Segment Open
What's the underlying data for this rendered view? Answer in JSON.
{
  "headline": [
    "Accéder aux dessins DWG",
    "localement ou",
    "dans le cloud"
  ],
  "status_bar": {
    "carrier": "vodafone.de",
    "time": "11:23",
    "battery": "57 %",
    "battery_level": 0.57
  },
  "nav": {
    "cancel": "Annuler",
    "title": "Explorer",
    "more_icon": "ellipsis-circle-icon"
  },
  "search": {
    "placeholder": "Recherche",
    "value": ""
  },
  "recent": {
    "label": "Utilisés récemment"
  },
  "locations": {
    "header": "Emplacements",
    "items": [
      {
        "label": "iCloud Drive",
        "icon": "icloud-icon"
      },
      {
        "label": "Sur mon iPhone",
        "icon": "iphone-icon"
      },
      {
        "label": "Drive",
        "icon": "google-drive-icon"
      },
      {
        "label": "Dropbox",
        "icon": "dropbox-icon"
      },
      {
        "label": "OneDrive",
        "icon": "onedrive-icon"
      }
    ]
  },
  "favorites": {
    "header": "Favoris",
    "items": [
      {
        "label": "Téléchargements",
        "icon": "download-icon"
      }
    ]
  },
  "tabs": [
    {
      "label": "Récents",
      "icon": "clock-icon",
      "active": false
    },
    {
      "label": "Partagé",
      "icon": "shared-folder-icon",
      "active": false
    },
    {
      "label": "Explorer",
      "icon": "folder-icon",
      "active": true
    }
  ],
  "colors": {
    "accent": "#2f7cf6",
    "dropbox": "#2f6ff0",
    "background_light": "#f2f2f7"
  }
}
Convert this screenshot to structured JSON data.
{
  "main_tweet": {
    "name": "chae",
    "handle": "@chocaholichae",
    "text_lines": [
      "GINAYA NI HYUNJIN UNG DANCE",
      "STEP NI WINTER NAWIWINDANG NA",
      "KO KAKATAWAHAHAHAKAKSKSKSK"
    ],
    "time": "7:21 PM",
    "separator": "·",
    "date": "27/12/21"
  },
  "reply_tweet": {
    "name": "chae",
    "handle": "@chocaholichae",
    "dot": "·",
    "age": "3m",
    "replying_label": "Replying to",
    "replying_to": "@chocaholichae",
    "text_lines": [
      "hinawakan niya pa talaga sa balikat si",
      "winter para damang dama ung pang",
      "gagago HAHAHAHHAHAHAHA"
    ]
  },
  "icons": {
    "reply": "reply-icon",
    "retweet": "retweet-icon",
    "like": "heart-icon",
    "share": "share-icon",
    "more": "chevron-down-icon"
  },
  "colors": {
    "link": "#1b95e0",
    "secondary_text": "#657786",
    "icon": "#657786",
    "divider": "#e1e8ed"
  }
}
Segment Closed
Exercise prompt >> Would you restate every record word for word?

Solved exercise >>
What's the underlying data for this rendered view? Answer in JSON.
{
  "headline": [
    "Accéder aux dessins DWG",
    "localement ou",
    "dans le cloud"
  ],
  "status_bar": {
    "carrier": "vodafone.de",
    "time": "11:23",
    "battery": "57 %",
    "battery_level": 0.57
  },
  "nav": {
    "cancel": "Annuler",
    "title": "Explorer",
    "more_icon": "ellipsis-circle-icon"
  },
  "search": {
    "placeholder": "Recherche",
    "value": ""
  },
  "recent": {
    "label": "Utilisés récemment"
  },
  "locations": {
    "header": "Emplacements",
    "items": [
      {
        "label": "iCloud Drive",
        "icon": "icloud-icon"
      },
      {
        "label": "Sur mon iPhone",
        "icon": "iphone-icon"
      },
      {
        "label": "Drive",
        "icon": "google-drive-icon"
      },
      {
        "label": "Dropbox",
        "icon": "dropbox-icon"
      },
      {
        "label": "OneDrive",
        "icon": "onedrive-icon"
      }
    ]
  },
  "favorites": {
    "header": "Favoris",
    "items": [
      {
        "label": "Téléchargements",
        "icon": "download-icon"
      }
    ]
  },
  "tabs": [
    {
      "label": "Récents",
      "icon": "clock-icon",
      "active": false
    },
    {
      "label": "Partagé",
      "icon": "shared-folder-icon",
      "active": false
    },
    {
      "label": "Explorer",
      "icon": "folder-icon",
      "active": true
    }
  ],
  "colors": {
    "accent": "#2f7cf6",
    "dropbox": "#2f6ff0",
    "background_light": "#f2f2f7"
  }
}
Convert this screenshot to structured JSON data.
{
  "main_tweet": {
    "name": "chae",
    "handle": "@chocaholichae",
    "text_lines": [
      "GINAYA NI HYUNJIN UNG DANCE",
      "STEP NI WINTER NAWIWINDANG NA",
      "KO KAKATAWAHAHAHAKAKSKSKSK"
    ],
    "time": "7:21 PM",
    "separator": "·",
    "date": "27/12/21"
  },
  "reply_tweet": {
    "name": "chae",
    "handle": "@chocaholichae",
    "dot": "·",
    "age": "3m",
    "replying_label": "Replying to",
    "replying_to": "@chocaholichae",
    "text_lines": [
      "hinawakan niya pa talaga sa balikat si",
      "winter para damang dama ung pang",
      "gagago HAHAHAHHAHAHAHA"
    ]
  },
  "icons": {
    "reply": "reply-icon",
    "retweet": "retweet-icon",
    "like": "heart-icon",
    "share": "share-icon",
    "more": "chevron-down-icon"
  },
  "colors": {
    "link": "#1b95e0",
    "secondary_text": "#657786",
    "icon": "#657786",
    "divider": "#e1e8ed"
  }
}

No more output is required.